Introduction In the period from 1988 to 1993, 12 new law schools have opened in Australia.1 At the same time, concerns about the number of law students grew, leading a number of media stories to warn of an impending ‘glut’ of lawyers.2 These reports claim that the number of students will soon equal the number of lawyers, if it does not already. The implications seem horrendous – a doubling of Australian lawyers when the current number are having difficulty making a living. The legal profession will not be able to absorb all the graduates and they will be left, with an otherwise useless education, to become a social problem chasing ambulances in search of their hapless prey. This picture is deeply flawed. Statistically, it is simply nonsense.3 It is not true that there are as many university law students as there are practicing lawyers. The current ratio is approximately 59 students for every 100 lawyers, which is below the long-term average ratio of 65 to 66 students for every 100 lawyers dating back to the 1960s. Existing law schools have contributed as many new students as the new law schools. The proportion of law graduates who are unemployed is lower than any other graduate group except medical graduates. The difficulties that some graduates are experiencing in getting jobs in the profession is primarily related to the downturn in the legal profession, not the increase in student intakes that occurred in the height of a boom. There are real problems with the education Australian law schools currently provide – but the crucial issue is the quality of that education. But improving Australian legal education requires consideration of issues much broader than the mere numbers of lawyers and law students. Changes in law, society and legal practice, and the variety of careers law graduates pursue, challenge law schools to keep their degrees relevant to the needs of students, the profession and the community they serve. To the extent that law schools do not respond to these challenges, they will produce too many graduates equipped only for the legal practice of the past and ill-suited to the range of work they will perform in the next century. Where large numbers of law students are educated cheaply or according to outdated assumptions, this will produce law graduates unequipped for performing useful functions in tomorrow’s world. But, if universities

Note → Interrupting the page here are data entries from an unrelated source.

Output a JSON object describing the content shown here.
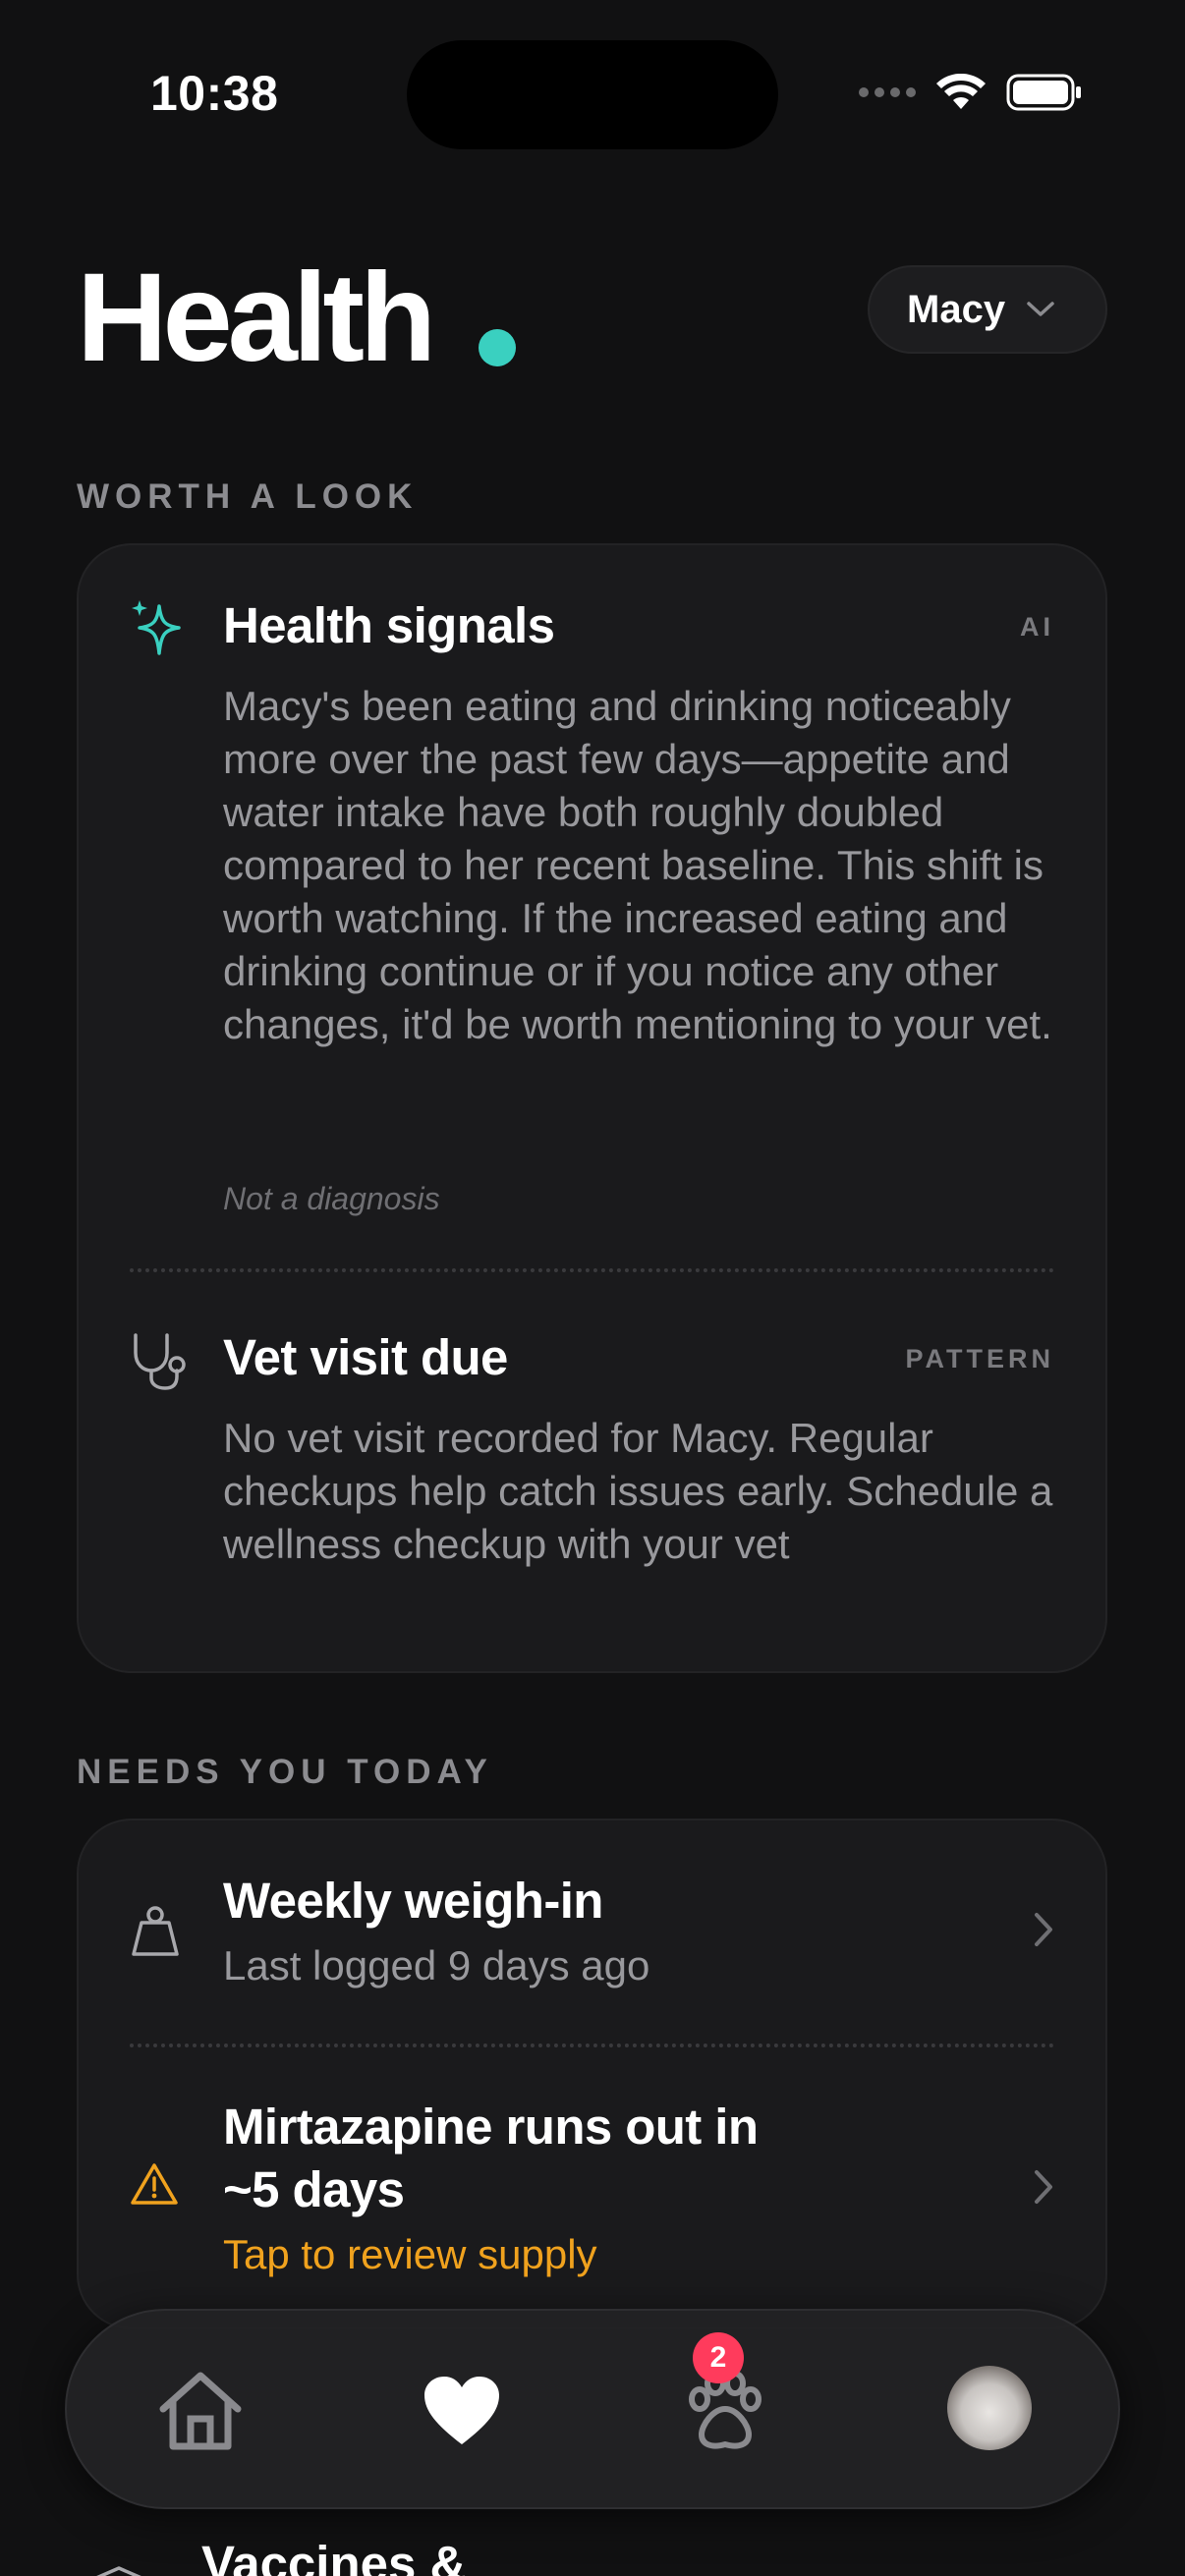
{
  "status_bar": {
    "time": "10:38"
  },
  "header": {
    "title": "Health",
    "pet_selector": "Macy"
  },
  "worth_a_look": {
    "label": "WORTH A LOOK",
    "items": [
      {
        "title": "Health signals",
        "tag": "AI",
        "icon": "sparkles-icon",
        "body": "Macy's been eating and drinking noticeably more over the past few days—appetite and water intake have both roughly doubled compared to her recent baseline. This shift is worth watching. If the increased eating and drinking continue or if you notice any other changes, it'd be worth mentioning to your vet.",
        "note": "Not a diagnosis"
      },
      {
        "title": "Vet visit due",
        "tag": "PATTERN",
        "icon": "stethoscope-icon",
        "body": "No vet visit recorded for Macy. Regular checkups help catch issues early. Schedule a wellness checkup with your vet"
      }
    ]
  },
  "needs_you_today": {
    "label": "NEEDS YOU TODAY",
    "items": [
      {
        "title": "Weekly weigh-in",
        "subtitle": "Last logged 9 days ago",
        "icon": "scale-icon"
      },
      {
        "title_line1": "Mirtazapine runs out in",
        "title_line2": "~5 days",
        "subtitle": "Tap to review supply",
        "icon": "warning-icon"
      }
    ]
  },
  "peek": {
    "title": "Vaccines &"
  },
  "tab_bar": {
    "tabs": [
      "home-icon",
      "heart-icon",
      "paw-icon",
      "avatar"
    ],
    "active": "heart-icon",
    "paw_badge": "2"
  },
  "colors": {
    "accent": "#3ad0c0",
    "warning": "#f0a21e",
    "badge": "#ff3b5c",
    "background": "#111112",
    "card": "#1a1a1c"
  }
}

discipline themselves to provide only education of the highest standard, then law graduates will be properly equipped to perform useful services in professional practice and elsewhere. The number of law graduates would incidentally be lower because of the increased cost of a better quality education. The first part of this article summarizes the statistical evidence about the number of law students and lawyers in Australia and the historical trends into which these numbers fit.4 (These figures were compiled in 1993 – for updated figures and commentary, refer to this Chapter’s postscript). The second part of the article argues that the real issue is the quality of legal education, which, if addressed adequately, will make issues of quantity largely irrelevant.